What appears today as run of the mill (hardly) was ground-breaking in 1967. The idea of fusing psychedelic rock with orchestral arrangements was an improbable marriage. The Moody Blues somehow made it work on the prog classic Days of Future Passed. A true concept album, Days of Future Passed is thematic in that it follows a day's activity.  As "The Day Begins" Graeme Edge commands the sun to rise.  The optimism of the early morning is reflected in Michael Pinder's "Dawn is a Feeling" and in Ray Thomas' "Another Morning". By the afternoon, the recording takes on a surreal quality typical of later psychedelic recordings; indeed, John Lodge's compositions ("Peak Hour", "Forever Afternoon") are truly inspired. Despite the "typical day," the symphonic arrangements with the London Festival Orchestra are far from ordinary. In essence, Days was a fluke, a mistake, but for scores of flower children, the LP was their first exposure to classical orchestration and soaring melodies. In actuality, the album is more proto-prog than prog: for all of its orchestral ambitions, the songs stick largely to pop song formats. And yet, the way the group tried to seriously meld themselves with the orchestra, rather than simply use it as a sweetening device as in earlier pop music, was important--it's the *intent* here that counts. Not to mention, the group's unabashedly "cosmic" aspirations which would be a more defining characteristic of prog than Zappa's more biting, punkish social satire. 
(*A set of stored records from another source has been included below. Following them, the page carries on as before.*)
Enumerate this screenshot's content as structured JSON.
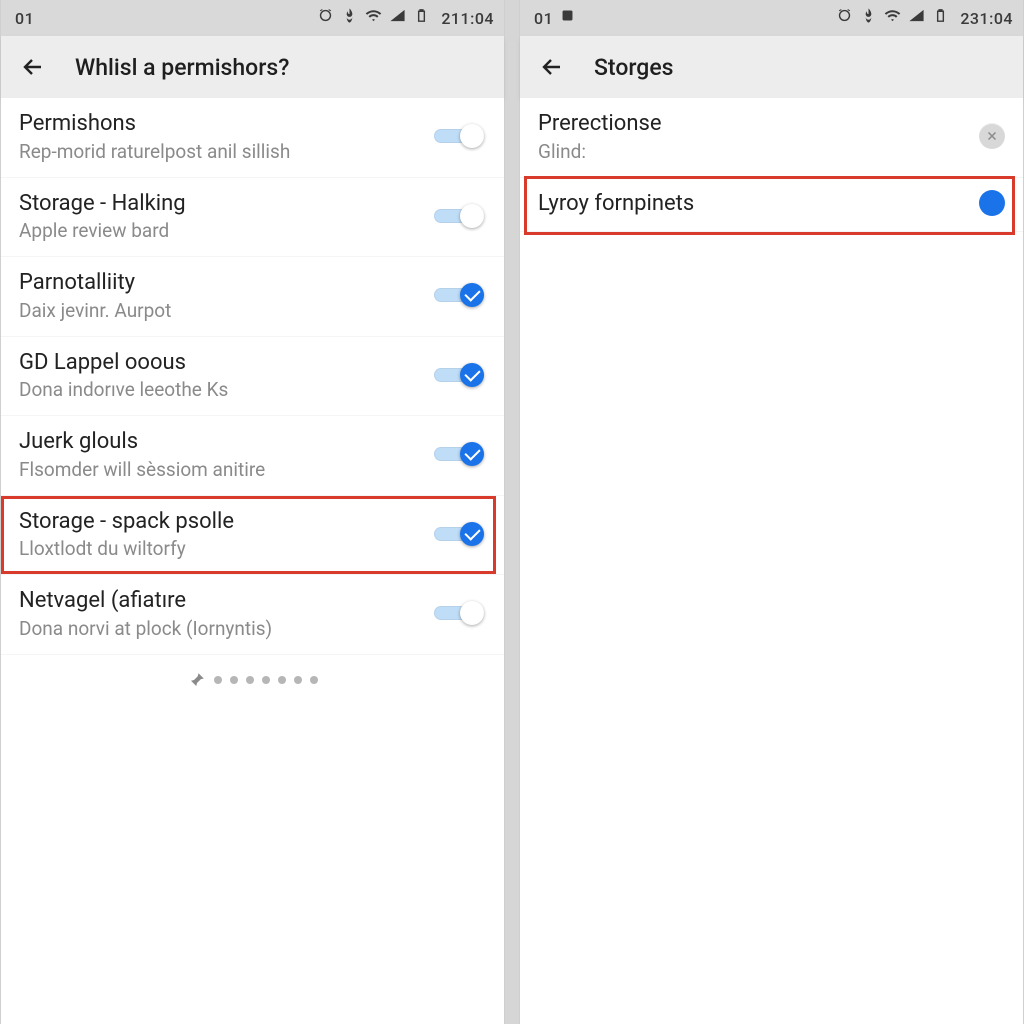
{
  "left": {
    "statusbar": {
      "clock_left": "01",
      "time": "211:04"
    },
    "appbar": {
      "title": "Whlisl a permishors?"
    },
    "items": [
      {
        "title": "Permishons",
        "sub": "Rep-morid raturelpost anil sillish",
        "ctrl": "switch_on_white"
      },
      {
        "title": "Storage - Halking",
        "sub": "Apple review bard",
        "ctrl": "switch_on_white"
      },
      {
        "title": "Parnotalliity",
        "sub": "Daix jevinr. Aurpot",
        "ctrl": "switch_check"
      },
      {
        "title": "GD Lappel ooous",
        "sub": "Dona indorıve leeothe Ks",
        "ctrl": "switch_check"
      },
      {
        "title": "Juerk glouls",
        "sub": "Flsomder will sèssiom anitire",
        "ctrl": "switch_check"
      },
      {
        "title": "Storage - spack psolle",
        "sub": "Lloxtlodt du wiltorfy",
        "ctrl": "switch_check",
        "highlight": true
      },
      {
        "title": "Netvagel (afiatıre",
        "sub": "Dona norvi at plock (Iornyntis)",
        "ctrl": "switch_on_white"
      }
    ],
    "dots_count": 7
  },
  "right": {
    "statusbar": {
      "clock_left": "01",
      "time": "231:04"
    },
    "appbar": {
      "title": "Storges"
    },
    "items": [
      {
        "title": "Prerectionse",
        "sub": "Glind:",
        "ctrl": "close"
      },
      {
        "title": "Lyroy fornpinets",
        "sub": "",
        "ctrl": "radio",
        "highlight": true
      }
    ]
  }
}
While The Moodies were busy attempting to meld rock and orchestral sounds, Keith Emerson, and The Move were busy incorporating classical and jazz elements within a tighter four-piece (later three-piece) rock band arrangement, using only his considerable virtuosity at the keyboard and a partnership with Robert Moog. The results would do more to influence prog-rock, and keyboards in general, than any other album for years to come. While "Emerlist Davjack" is more of a transitional album between psychedelia and prog, the LP is as progressive as much of ELP's later work.

Also in 1967, the Moodies were back with In Search of the Lost Chord. Here we may find the very first intrinsically progressive LP. A mini-suite opens with "House Of Four Doors," a solemn and somewhat mystical number that features the sound of different doors opening into different musical worlds: medieval guitar and flute, a baroque harpsichord, and a 19th-century orchestra, leading to the fourth and final door which opens cleverly into the next song, "Legend Of A Mind." This psychedelic classic is a tribute to acid guru Tim Leary, which features a trippy mellotron hook played with a pitch bend. This upbeat track features a catchy melody and a series of exciting time changes, constantly building in strength until the piece quiets down for a mystical flute solo and more of the pitch-bended mellotron for maximum psych thrills. The break continues this mellotron/flute duet for a while, stretching the song way past pop boundaries and into solid prog territory, the track's orchestral grandeur becoming apparent as the band rejoins and gradually plays in a faster and faster tempo, soaring high until the chorus triumphantly returns. "House Of Four Doors" returns for a brief reprise, sounding moody and contemplative, a tambourine being stricken ritually as the group sings of different paths on the quest to enlightenment. And that's just side one.

By 1968 the genre would further emerge with bands like Tomorrow, Mabel Greer's Toyshop, Yes and King Crimson, not to mention the Canterbury Scene which was progressive all the way back to 1964. Progressive Rock would explode into the mainstream in the mid-70s with Tull, ELP and Genesis, finally self-aggrandizing itself so fully that it fell by the wayside amidst the clash of punk and disco. It would reemerge in the 90s with bands like Porcupine Tree. Interesting that Steven Wilson would look back so fondly on LPs like Gentle Giant's The Power and the Glory, remaster and mix them and offer them up to a new generation.